The team, chosen by the 46 members of the Hall of Fame Selections committee, includes 22 players enshrined in the Hall.
"The Super Bowl 50 Golden Team is an amazing list of incredible individuals," Pro Football Hall of Fame executive vice president Joe Horrigan said in the press release announcing the team Thursday.
"Each name conjures up memories of some of the sport's greatest games showcased on its biggest platform, the Super Bowl stage. Unforgettable individual performances like Lynn Swann's acrobatic catches in Super Bowl X or Joe Montana's come-from-behind, game-winning drive in Super Bowl XXIII are forever etched in the collective memories of football fans and celebrated as some of the most inspiring moments in the history of the National Football League."

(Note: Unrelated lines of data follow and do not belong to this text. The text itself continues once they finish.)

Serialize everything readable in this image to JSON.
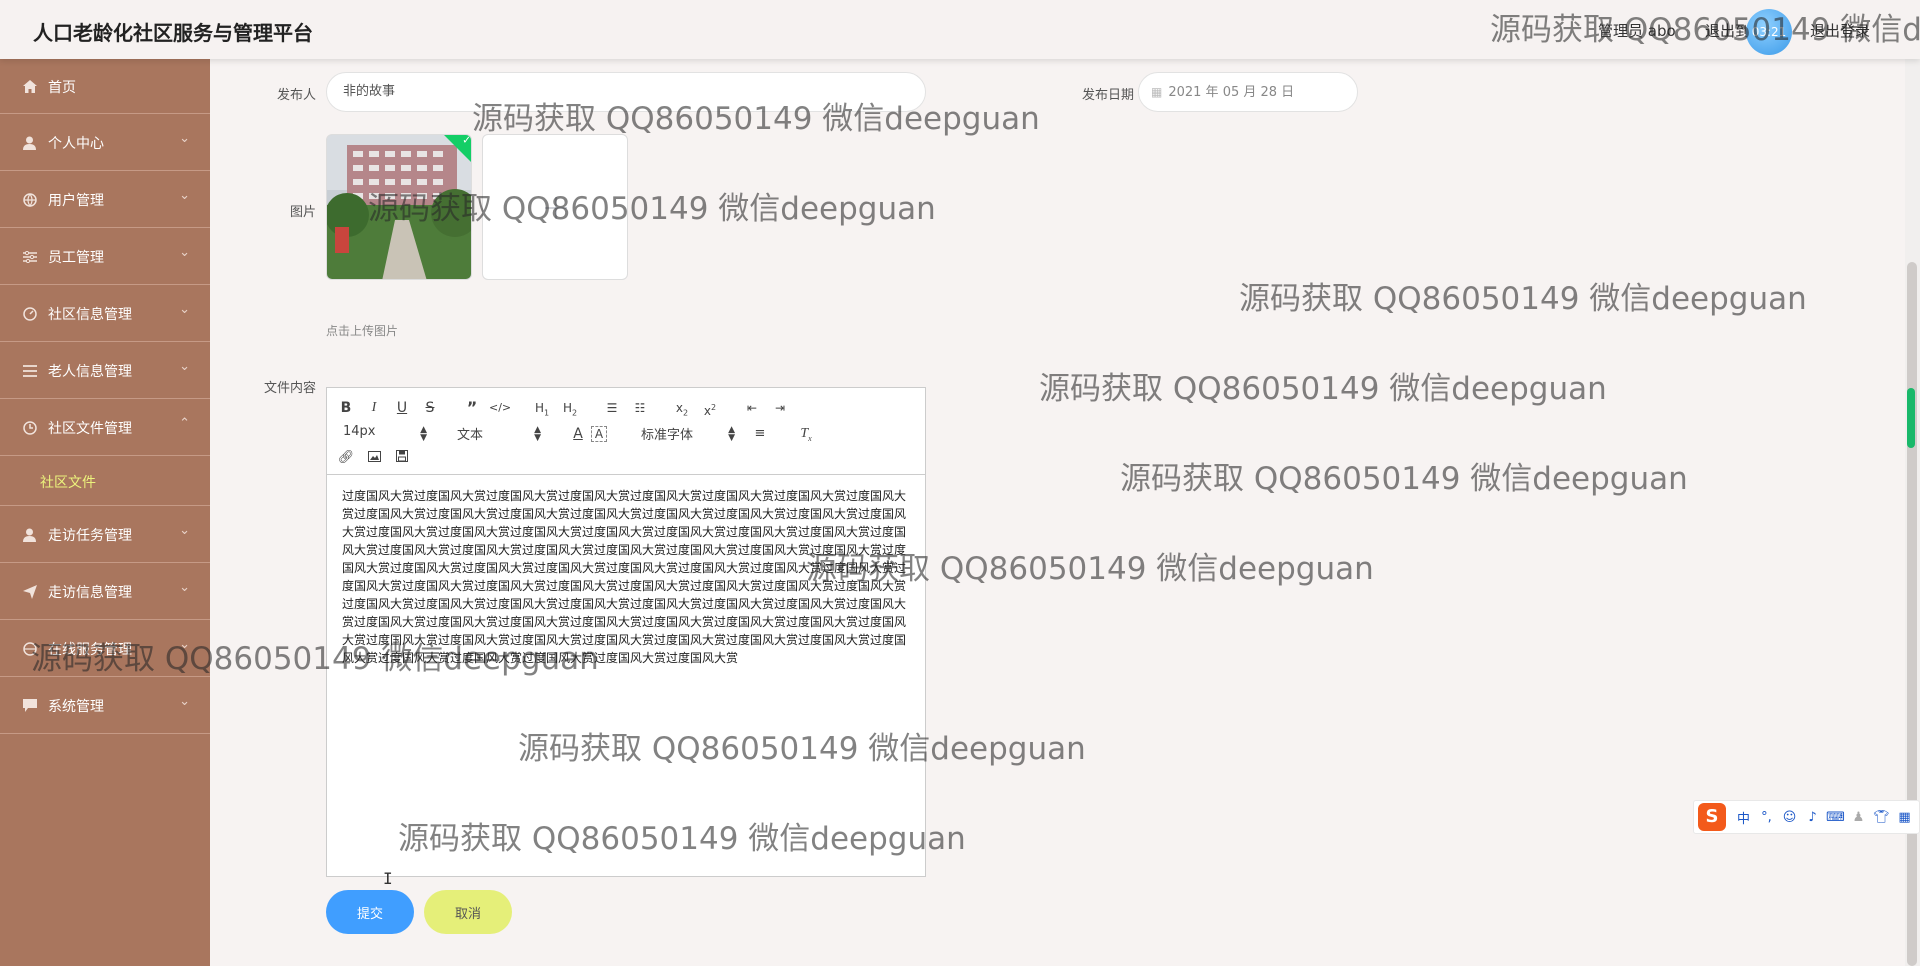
{
  "header": {
    "app_title": "人口老龄化社区服务与管理平台",
    "user_label": "管理员 abo",
    "logout_label": "退出到",
    "time_badge": "03:21",
    "exit_label": "退出登录"
  },
  "sidebar": {
    "items": [
      {
        "label": "首页",
        "icon": "home-icon"
      },
      {
        "label": "个人中心",
        "icon": "user-icon"
      },
      {
        "label": "用户管理",
        "icon": "globe-icon"
      },
      {
        "label": "员工管理",
        "icon": "sliders-icon"
      },
      {
        "label": "社区信息管理",
        "icon": "gauge-icon"
      },
      {
        "label": "老人信息管理",
        "icon": "menu-icon"
      },
      {
        "label": "社区文件管理",
        "icon": "clock-icon",
        "expanded": true
      },
      {
        "label": "走访任务管理",
        "icon": "user-icon"
      },
      {
        "label": "走访信息管理",
        "icon": "send-icon"
      },
      {
        "label": "在线服务管理",
        "icon": "globe-icon"
      },
      {
        "label": "系统管理",
        "icon": "chat-icon"
      }
    ],
    "submenu": {
      "label": "社区文件"
    }
  },
  "form": {
    "publisher_label": "发布人",
    "publisher_value": "非的故事",
    "date_label": "发布日期",
    "date_value": "2021 年 05 月 28 日",
    "image_label": "图片",
    "upload_hint": "点击上传图片",
    "content_label": "文件内容",
    "toolbar": {
      "font_size": "14px",
      "text_type": "文本",
      "font_family": "标准字体"
    },
    "content_text": "过度国风大赏过度国风大赏过度国风大赏过度国风大赏过度国风大赏过度国风大赏过度国风大赏过度国风大赏过度国风大赏过度国风大赏过度国风大赏过度国风大赏过度国风大赏过度国风大赏过度国风大赏过度国风大赏过度国风大赏过度国风大赏过度国风大赏过度国风大赏过度国风大赏过度国风大赏过度国风大赏过度国风大赏过度国风大赏过度国风大赏过度国风大赏过度国风大赏过度国风大赏过度国风大赏过度国风大赏过度国风大赏过度国风大赏过度国风大赏过度国风大赏过度国风大赏过度国风大赏过度国风大赏过度国风大赏过度国风大赏过度国风大赏过度国风大赏过度国风大赏过度国风大赏过度国风大赏过度国风大赏过度国风大赏过度国风大赏过度国风大赏过度国风大赏过度国风大赏过度国风大赏过度国风大赏过度国风大赏过度国风大赏过度国风大赏过度国风大赏过度国风大赏过度国风大赏过度国风大赏过度国风大赏过度国风大赏过度国风大赏过度国风大赏过度国风大赏过度国风大赏过度国风大赏过度国风大赏过度国风大赏过度国风大赏过度国风大赏过度国风大赏过度国风大赏过度国风大赏过度国风大赏过度国风大赏",
    "submit_label": "提交",
    "cancel_label": "取消"
  },
  "watermark": {
    "text": "源码获取 QQ86050149 微信deepguan"
  },
  "colors": {
    "sidebar_bg": "#a9765e",
    "submenu_text": "#ecf37c",
    "submit_bg": "#409eff",
    "cancel_bg": "#e5ef79",
    "page_bg": "#f7f3f2"
  }
}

The names on the ballot we submitted were very close to the final team. Noting the basis of selections was on performance in the Super Bowl, we chose Raiders outside linebacker Rod Martin over Taylor.
In two games (Super Bowls XV and XVIII), Martin totaled three interceptions, one sack, one pass deflection and one recovered fumble. His three interceptions were all in Super Bowl XVIII, and he probably should have been selected Most Valuable Player in that game.
Although Taylor was a force in his two Super Bowls, and a player who transformed the game, his stats from two appearances in the Super Bowl included no interceptions, no sacks and no passes defensed, and he neither caused nor recovered any fumbles.
At punter, Guy might seem to be an easy pick for his three games, but Jerrel Wilson of the Kansas City Chiefs is more than a footnote in Super Bowl history, averaging 46.5 yards per boot.
However, Guy gets the nod for his memorable performance in Super Bowl XVIII. One play was the single most spectacular punt in Super Bowl history. On a high snap, Guy soared to make a spectacular, one-hand grab (later to be measured 12 feet off the ground). He then boomed the punt 42 yards for a touchback. Guy punted seven times for 299 yards (42.7 average) and planted five of his seven punts inside the 20.
The selection at center of the great Mike Webster, who died at the age of 50, comes at a time when his plight as a player was central to the current movie "Concussion." The movie tells the tale of how Webster became the first former NFL player to be diagnosed with chronic traumatic encephalopathy (CTE), which doctors surmised was caused by multiple concussions.
Nicknamed Iron Mike, Webster was undersized at 6-foot-1, 250 pounds, and was only a fifth-round draft pick out of Wisconsin in 1974. Webster became a starter in 1976, played 150 consecutive games, and defenders claimed he had the "best hands in the NFL" because of his vice-like grip.
In informal surveys, Webster was selected as the best center in NFL history, but his lasting legacy will be his vital role in bringing attention to player safety in all levels of football.
Frank Cooney, founder and publisher of The Sports Xchange and NFLDraftScout.com, is in his sixth decade covering football and 26th year on the Pro Football Hall of Fame Selection Committee.